Timing of the essence
Under Solvency II, time has become a more critical factor in the reporting process than ever. Where previously companies had some leeway to collate data using a manual process from multiple syndicates, managing agents will now have to present reports on a quarterly basis, increasing the pressure to meet deadlines.
“Under the current Lloyd's reporting timetable, you have months after the period end,” says Lane. “Now you don’t have months you have weeks. So business-as-usual now means that we are now having to do far more far quicker, and on a more granular level. Not forgetting that we also have to reconcile Eiopa and Lloyd’s presentations.”

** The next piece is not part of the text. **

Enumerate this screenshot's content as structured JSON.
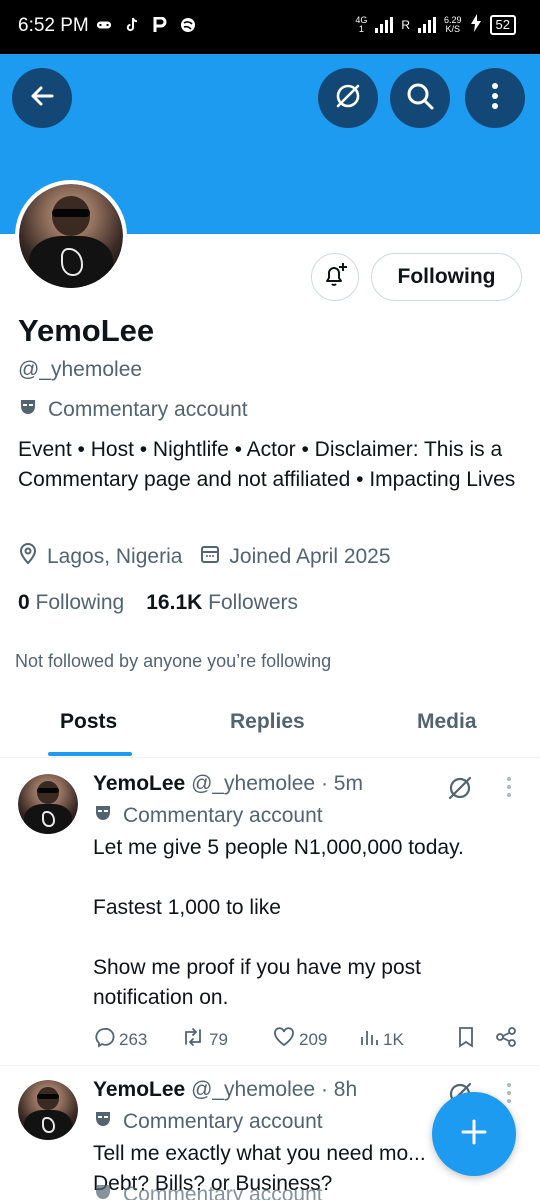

Asta was persuaded to adopt Invoke’s reporting software once it became convinced about its efficacy in streamlining processes and cutting down on the time to produce the final reports. Using the Invoke software has cut down on the time to deliver the reports and increased the frequency of reporting and the volume of data the company can handle. The software has validation rules configured into it, including intra-document validations, cross report validations, dashboard on the validations, which should help the company avoid having to upload returns many times on the Lloyd’s CMR platform. The data provided to Lloyd’s by Asta and all the other syndicates and managing agents is ultimately aggregated and reported as a single Pillar 3 submission in XBRL format by the Corporation of Lloyd’s to the PRA on behalf of the entire London market using the Invoke e-Filing Insurance platform.
The next few years are likely to be challenging for most involved with Solvency II data reporting. Companies will have to adapt their business processes to the changing environment, with the possibility of new taxonomies and formats adding new layers of complication to the process. Having robust software that can deal with these issues is crucial, says Lane. More immediately, Asta is facing a busy six months before the Solvency II rules come into force next year. Firstly, Eiopa has its quarterly interim reporting test in the third quarter, due in to Lloyd’s in November. At the same time Lloyd’s is doing a Solvency II dry run for the first time in September. Getting the reporting system fine-tuned for these two tasks is imperative and will serve it well for the future.